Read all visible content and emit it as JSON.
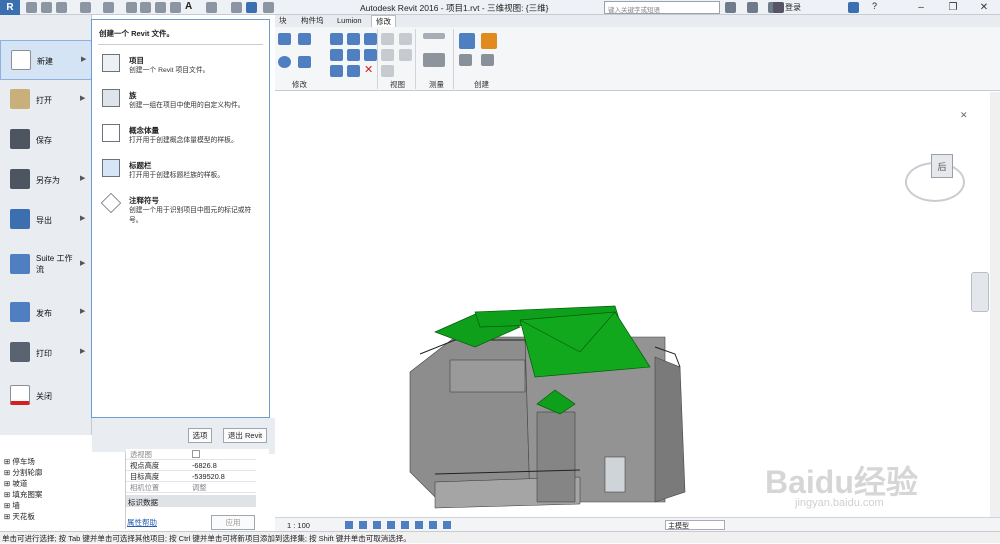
{
  "window": {
    "title": "Autodesk Revit 2016 -    项目1.rvt - 三维视图: {三维}"
  },
  "search": {
    "placeholder": "键入关键字或短语"
  },
  "user": {
    "login": "登录"
  },
  "ribbon": {
    "tabs": [
      {
        "label": "块"
      },
      {
        "label": "构件坞"
      },
      {
        "label": "Lumion"
      },
      {
        "label": "修改"
      }
    ],
    "active_tab": "修改",
    "panels": [
      {
        "label": "修改"
      },
      {
        "label": "视图"
      },
      {
        "label": "测量"
      },
      {
        "label": "创建"
      }
    ]
  },
  "app_menu": {
    "items": [
      {
        "label": "新建",
        "icon": "new-doc-icon",
        "active": true,
        "has_arrow": true
      },
      {
        "label": "打开",
        "icon": "open-folder-icon",
        "has_arrow": true
      },
      {
        "label": "保存",
        "icon": "save-disk-icon",
        "has_arrow": false
      },
      {
        "label": "另存为",
        "icon": "save-as-icon",
        "has_arrow": true
      },
      {
        "label": "导出",
        "icon": "export-icon",
        "has_arrow": true
      },
      {
        "label": "Suite 工作流",
        "icon": "suite-workflow-icon",
        "has_arrow": true
      },
      {
        "label": "发布",
        "icon": "publish-icon",
        "has_arrow": true
      },
      {
        "label": "打印",
        "icon": "print-icon",
        "has_arrow": true
      },
      {
        "label": "关闭",
        "icon": "close-doc-icon",
        "has_arrow": false
      }
    ],
    "flyout": {
      "title": "创建一个 Revit 文件。",
      "entries": [
        {
          "name": "项目",
          "desc": "创建一个 Revit 项目文件。",
          "icon": "project-icon"
        },
        {
          "name": "族",
          "desc": "创建一组在项目中使用的自定义构件。",
          "icon": "family-icon"
        },
        {
          "name": "概念体量",
          "desc": "打开用于创建概念体量模型的样板。",
          "icon": "mass-icon"
        },
        {
          "name": "标题栏",
          "desc": "打开用于创建标题栏族的样板。",
          "icon": "titleblock-icon"
        },
        {
          "name": "注释符号",
          "desc": "创建一个用于识别项目中图元的标记或符号。",
          "icon": "annotation-icon"
        }
      ]
    },
    "options_button": "选项",
    "exit_button": "退出 Revit"
  },
  "project_browser": {
    "rows": [
      "停车场",
      "分割轮廓",
      "坡道",
      "填充图案",
      "墙",
      "天花板"
    ]
  },
  "properties": {
    "rows": [
      {
        "label": "透视图",
        "value": ""
      },
      {
        "label": "视点高度",
        "value": "-6826.8"
      },
      {
        "label": "目标高度",
        "value": "-539520.8"
      },
      {
        "label": "相机位置",
        "value": "调整"
      }
    ],
    "group": "标识数据",
    "help_link": "属性帮助",
    "apply_button": "应用"
  },
  "view_bar": {
    "scale": "1 : 100",
    "model": "主模型"
  },
  "status": {
    "text": "单击可进行选择; 按 Tab 键并单击可选择其他项目; 按 Ctrl 键并单击可将新项目添加到选择集; 按 Shift 键并单击可取消选择。"
  },
  "viewcube": {
    "face": "后"
  },
  "watermark": {
    "text": "Baidu经验",
    "sub": "jingyan.baidu.com"
  },
  "colors": {
    "roof": "#0ea01a",
    "wall": "#8c8c8c",
    "accent": "#3b6fb0"
  }
}
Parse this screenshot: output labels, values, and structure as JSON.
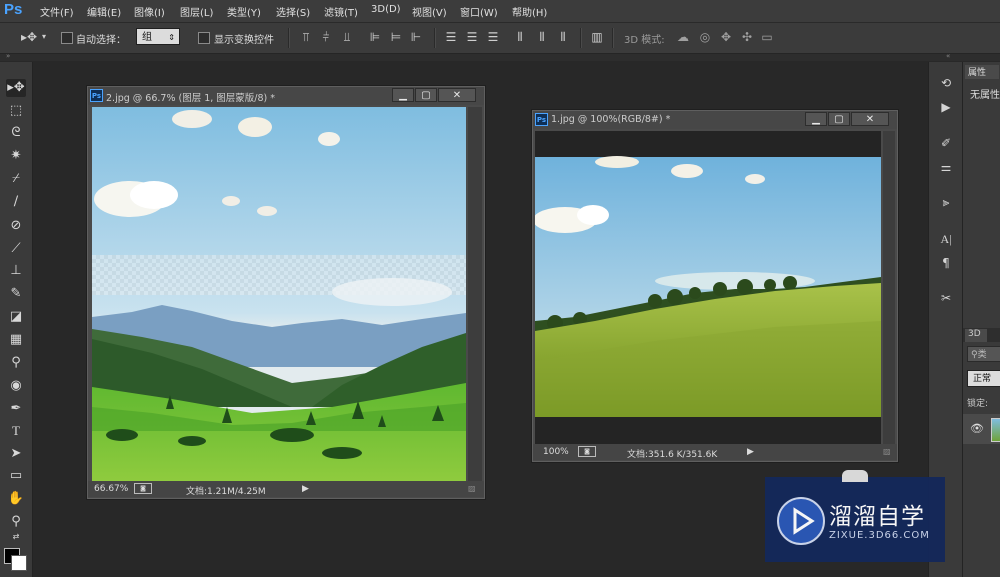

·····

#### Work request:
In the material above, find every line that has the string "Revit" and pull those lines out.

#### Answer area:
    "title": "Autodesk Revit 2016 -    项目1.rvt - 三维视图: {三维}"
      "title": "创建一个 Revit 文件。",
          "desc": "创建一个 Revit 项目文件。",
    "exit_button": "退出 Revit"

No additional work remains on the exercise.